### [Task prompt]
Only lines holding "match" are needed; copy each of them from the data below.

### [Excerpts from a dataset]
= = = = =

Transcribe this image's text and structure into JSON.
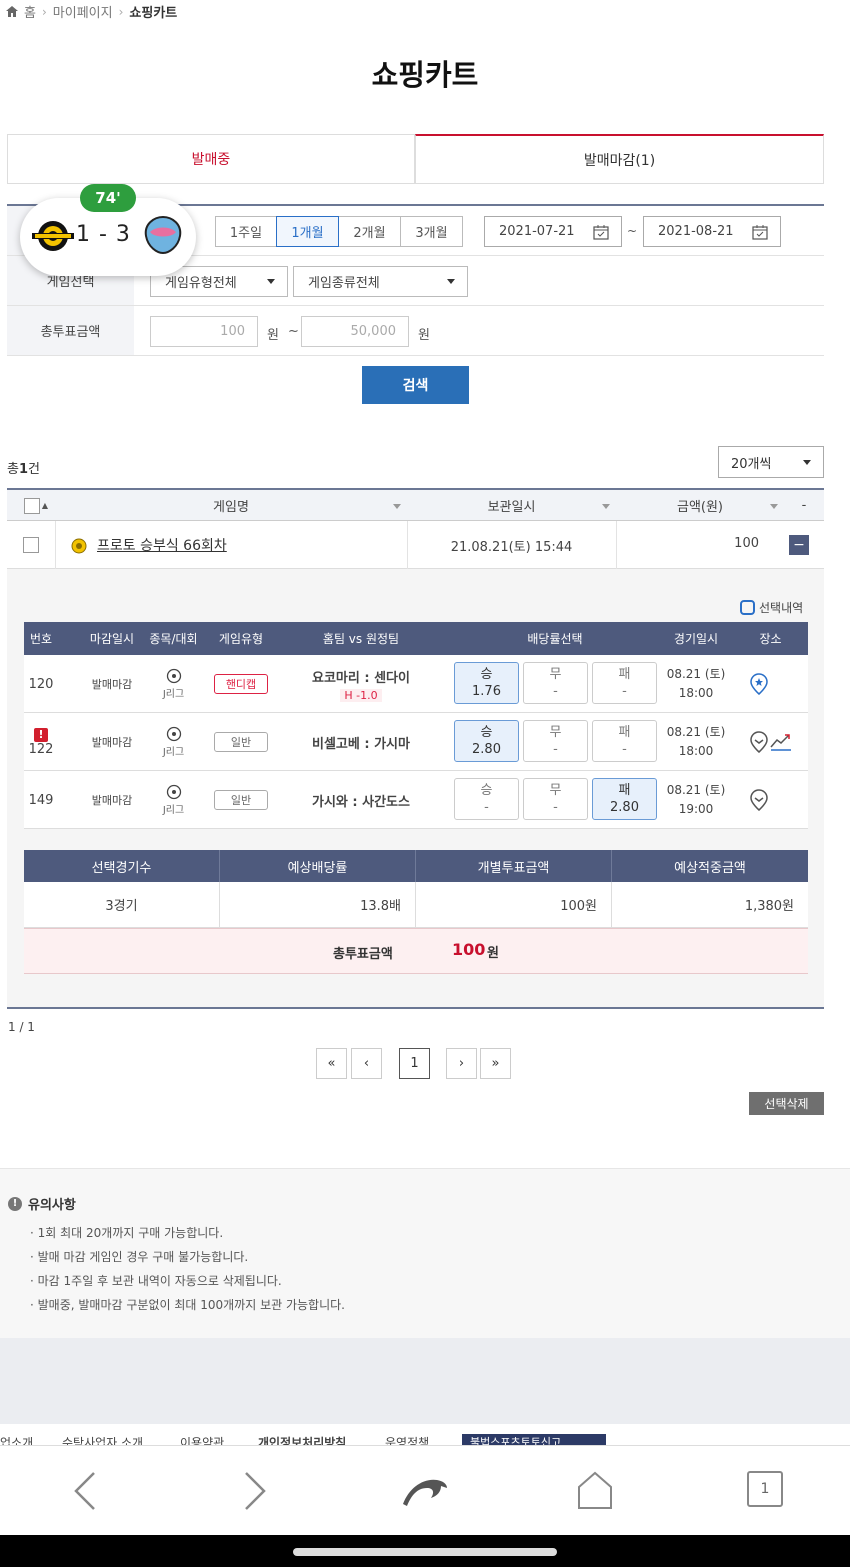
{
  "breadcrumb": {
    "home": "홈",
    "mypage": "마이페이지",
    "current": "쇼핑카트"
  },
  "page_title": "쇼핑카트",
  "tabs": [
    {
      "label": "발매중"
    },
    {
      "label": "발매마감(1)"
    }
  ],
  "live_score": {
    "minute": "74'",
    "score": "1 - 3"
  },
  "filter": {
    "periods": [
      "1주일",
      "1개월",
      "2개월",
      "3개월"
    ],
    "selected_period": "1개월",
    "date_from": "2021-07-21",
    "date_sep": "~",
    "date_to": "2021-08-21",
    "game_select_label": "게임선택",
    "game_type": "게임유형전체",
    "game_kind": "게임종류전체",
    "amount_label": "총투표금액",
    "amount_min_placeholder": "100",
    "amount_max_placeholder": "50,000",
    "unit": "원",
    "range_sep": "~",
    "search_button": "검색"
  },
  "list": {
    "total_prefix": "총",
    "total_count": "1",
    "total_suffix": "건",
    "per_page": "20개씩",
    "headers": {
      "name": "게임명",
      "saved": "보관일시",
      "amount": "금액(원)",
      "minus": "-"
    },
    "row": {
      "name": "프로토 승부식 66회차",
      "saved": "21.08.21(토) 15:44",
      "amount": "100",
      "collapse": "−"
    }
  },
  "detail": {
    "selected_history": "선택내역",
    "headers": [
      "번호",
      "마감일시",
      "종목/대회",
      "게임유형",
      "홈팀 vs 원정팀",
      "배당률선택",
      "경기일시",
      "장소"
    ],
    "games": [
      {
        "no": "120",
        "status": "발매마감",
        "league": "J리그",
        "type": "핸디캡",
        "match": "요코마리 : 센다이",
        "handicap": "H -1.0",
        "odds": [
          {
            "label": "승",
            "value": "1.76",
            "on": true
          },
          {
            "label": "무",
            "value": "-",
            "on": false
          },
          {
            "label": "패",
            "value": "-",
            "on": false
          }
        ],
        "date": "08.21 (토)",
        "time": "18:00"
      },
      {
        "no": "122",
        "status": "발매마감",
        "league": "J리그",
        "type": "일반",
        "match": "비셀고베 : 가시마",
        "handicap": "",
        "odds": [
          {
            "label": "승",
            "value": "2.80",
            "on": true
          },
          {
            "label": "무",
            "value": "-",
            "on": false
          },
          {
            "label": "패",
            "value": "-",
            "on": false
          }
        ],
        "date": "08.21 (토)",
        "time": "18:00"
      },
      {
        "no": "149",
        "status": "발매마감",
        "league": "J리그",
        "type": "일반",
        "match": "가시와 : 사간도스",
        "handicap": "",
        "odds": [
          {
            "label": "승",
            "value": "-",
            "on": false
          },
          {
            "label": "무",
            "value": "-",
            "on": false
          },
          {
            "label": "패",
            "value": "2.80",
            "on": true
          }
        ],
        "date": "08.21 (토)",
        "time": "19:00"
      }
    ],
    "summary_headers": [
      "선택경기수",
      "예상배당률",
      "개별투표금액",
      "예상적중금액"
    ],
    "summary_values": [
      "3경기",
      "13.8배",
      "100원",
      "1,380원"
    ],
    "total_label": "총투표금액",
    "total_amount": "100",
    "total_unit": "원"
  },
  "pager": {
    "info": "1 / 1",
    "first": "«",
    "prev": "‹",
    "page": "1",
    "next": "›",
    "last": "»"
  },
  "delete_selected": "선택삭제",
  "notice": {
    "title": "유의사항",
    "items": [
      "1회 최대 20개까지 구매 가능합니다.",
      "발매 마감 게임인 경우 구매 불가능합니다.",
      "마감 1주일 후 보관 내역이 자동으로 삭제됩니다.",
      "발매중, 발매마감 구분없이 최대 100개까지 보관 가능합니다."
    ]
  },
  "footer_links": [
    "업소개",
    "수탁사업자 소개",
    "이용약관",
    "개인정보처리방침",
    "운영정책",
    "불법스포츠토토신고"
  ],
  "browser": {
    "tab_count": "1"
  },
  "colors": {
    "accent_red": "#c8102e",
    "navy": "#4e5a7d",
    "blue": "#2a6fb7",
    "live_green": "#2e9e3e"
  }
}
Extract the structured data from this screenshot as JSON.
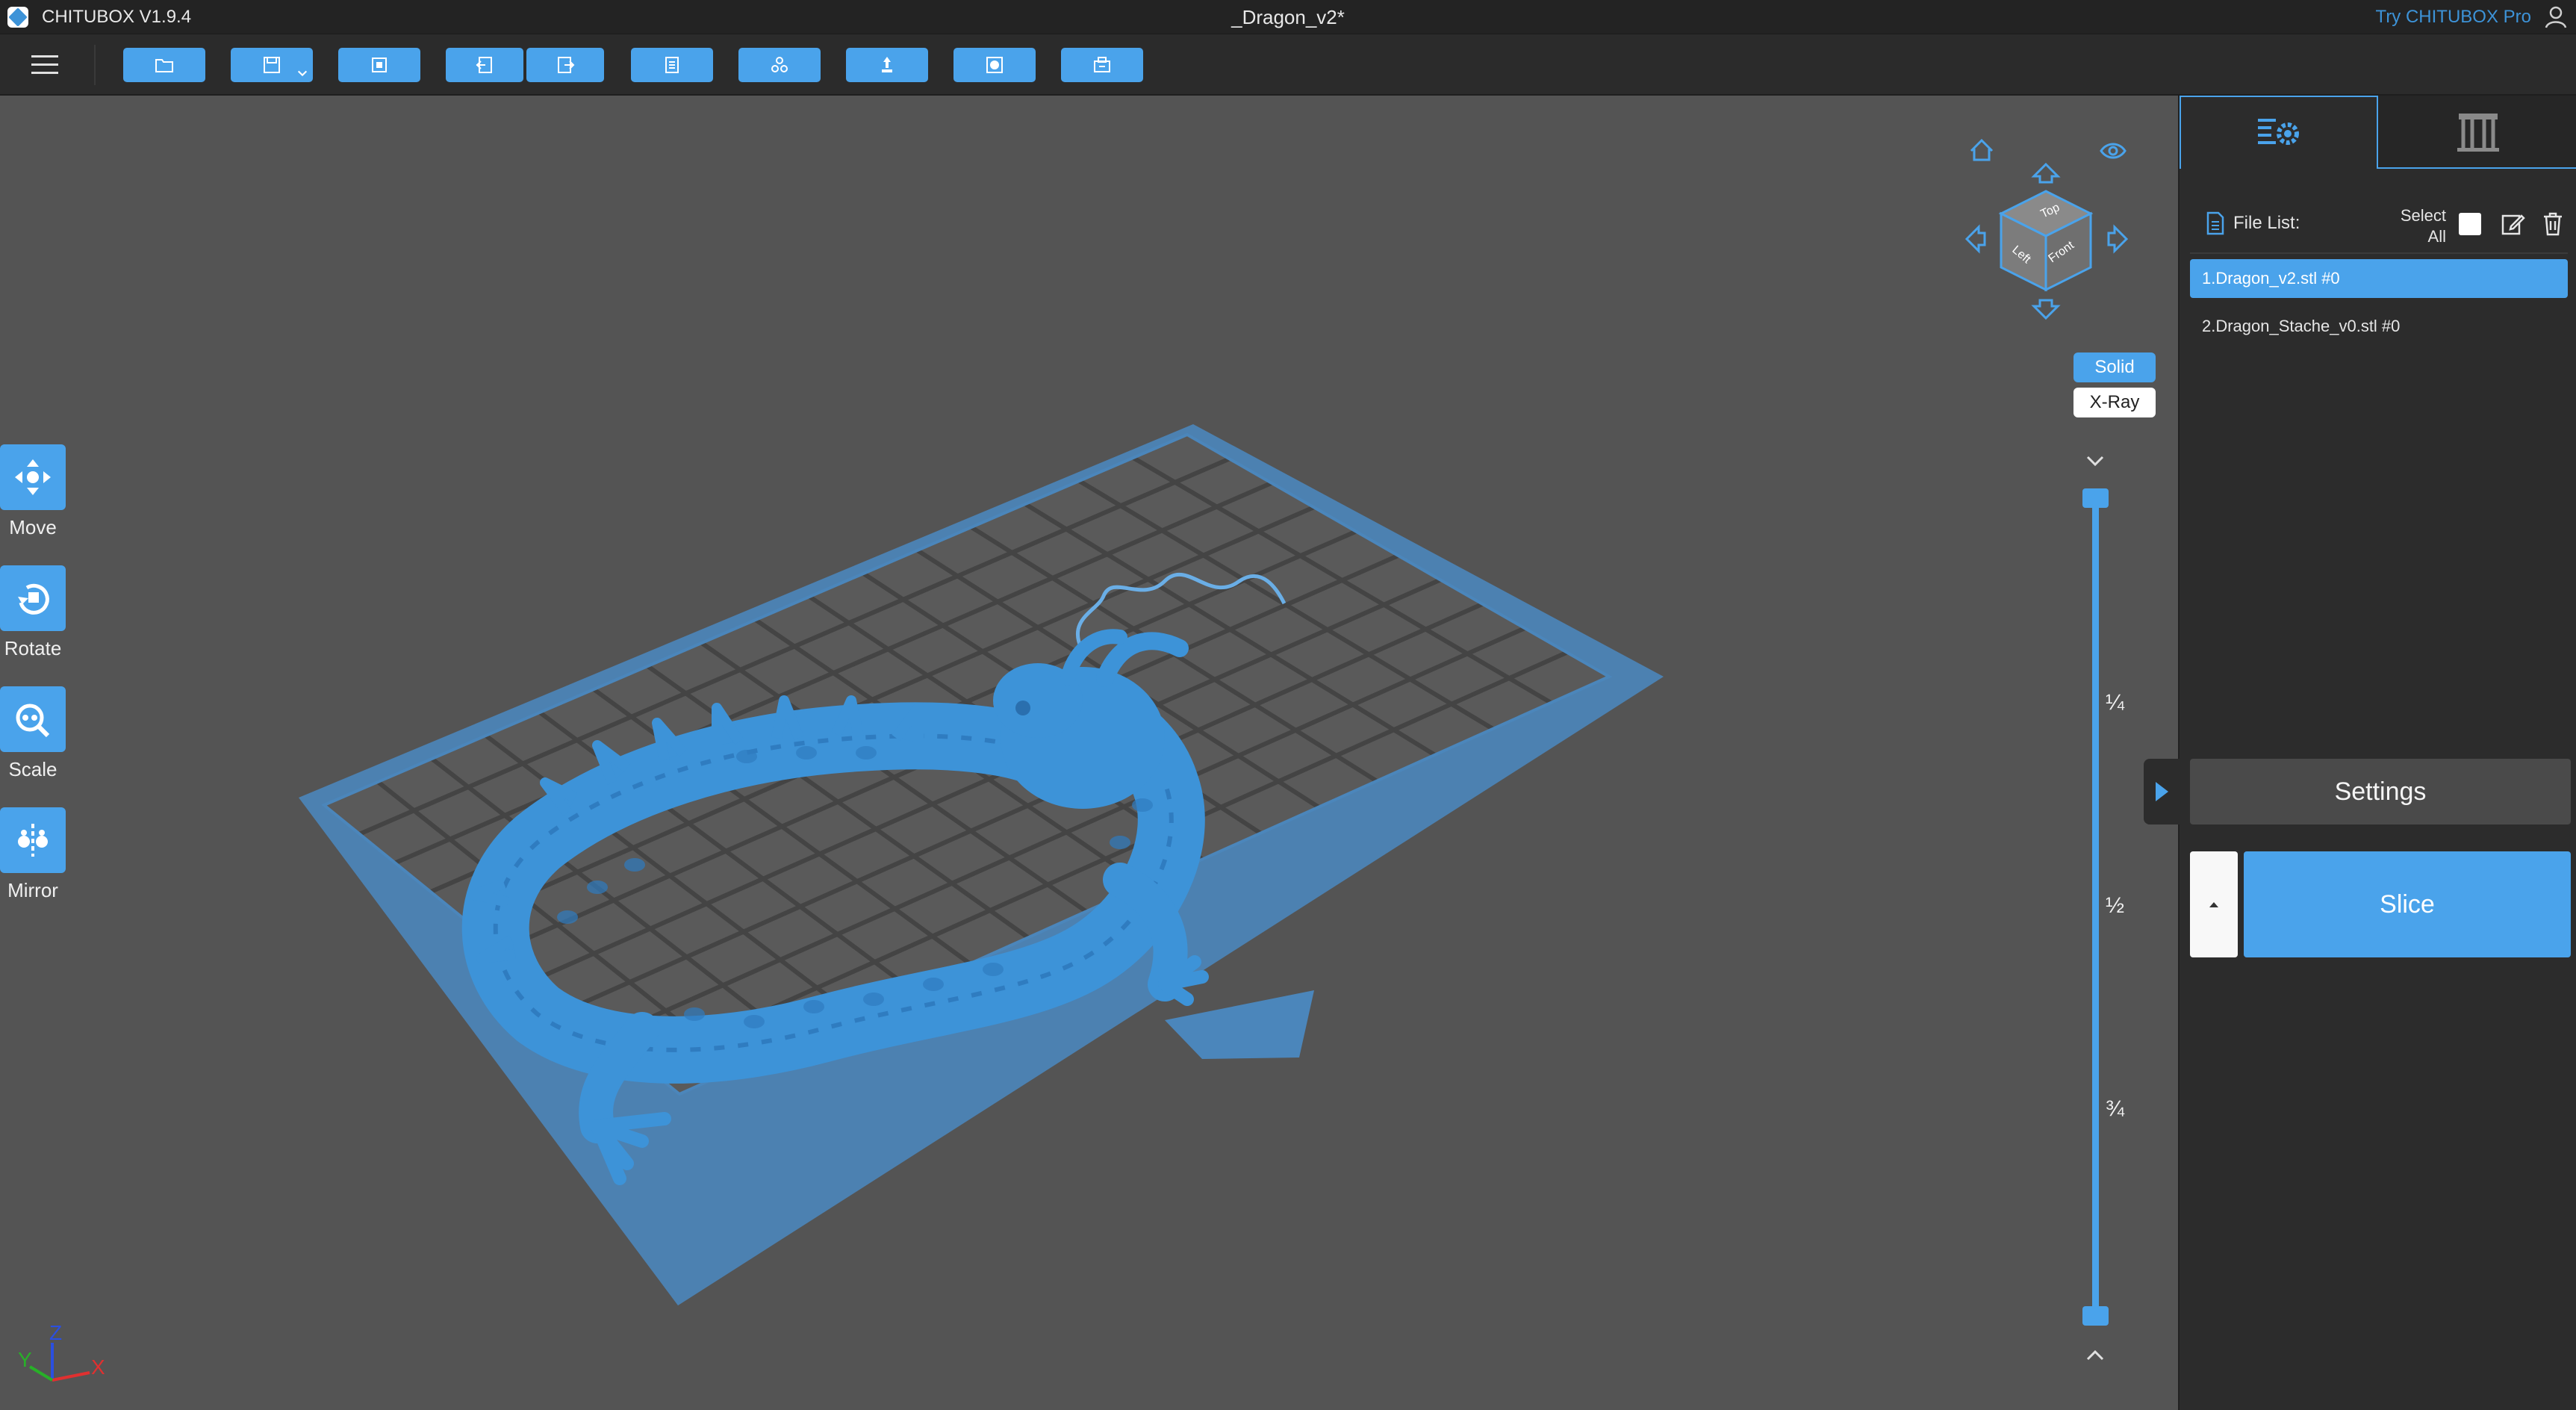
{
  "titlebar": {
    "app_name": "CHITUBOX V1.9.4",
    "document_title": "_Dragon_v2*",
    "pro_link": "Try CHITUBOX Pro"
  },
  "toolbar": {
    "buttons": [
      "open-folder-icon",
      "save-icon",
      "new-file-icon",
      "import-icon",
      "export-icon",
      "file-info-icon",
      "settings-icon",
      "upload-icon",
      "layer-icon",
      "printer-icon"
    ]
  },
  "left_tools": [
    {
      "label": "Move",
      "icon": "move-icon"
    },
    {
      "label": "Rotate",
      "icon": "rotate-icon"
    },
    {
      "label": "Scale",
      "icon": "scale-icon"
    },
    {
      "label": "Mirror",
      "icon": "mirror-icon"
    }
  ],
  "view_cube": {
    "faces": {
      "top": "Top",
      "left": "Left",
      "front": "Front"
    }
  },
  "render_modes": {
    "solid": "Solid",
    "xray": "X-Ray",
    "active": "Solid"
  },
  "layer_slider": {
    "marks": [
      "¼",
      "½",
      "¾"
    ]
  },
  "axes": {
    "x": "X",
    "y": "Y",
    "z": "Z"
  },
  "right_panel": {
    "tabs": [
      "file-list-settings-icon",
      "support-icon"
    ],
    "file_list_label": "File List:",
    "select_all_label": "Select All",
    "select_all_line1": "Select",
    "select_all_line2": "All",
    "files": [
      {
        "name": "1.Dragon_v2.stl #0",
        "selected": true
      },
      {
        "name": "2.Dragon_Stache_v0.stl #0",
        "selected": false
      }
    ],
    "settings_label": "Settings",
    "slice_label": "Slice"
  },
  "colors": {
    "accent": "#4aa3eb",
    "model": "#3d93d8",
    "background": "#545454",
    "panel": "#2c2c2c"
  }
}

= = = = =

### [Task response]
        "match": "요코마리 : 센다이",
        "match": "비셀고베 : 가시마",
        "match": "가시와 : 사간도스",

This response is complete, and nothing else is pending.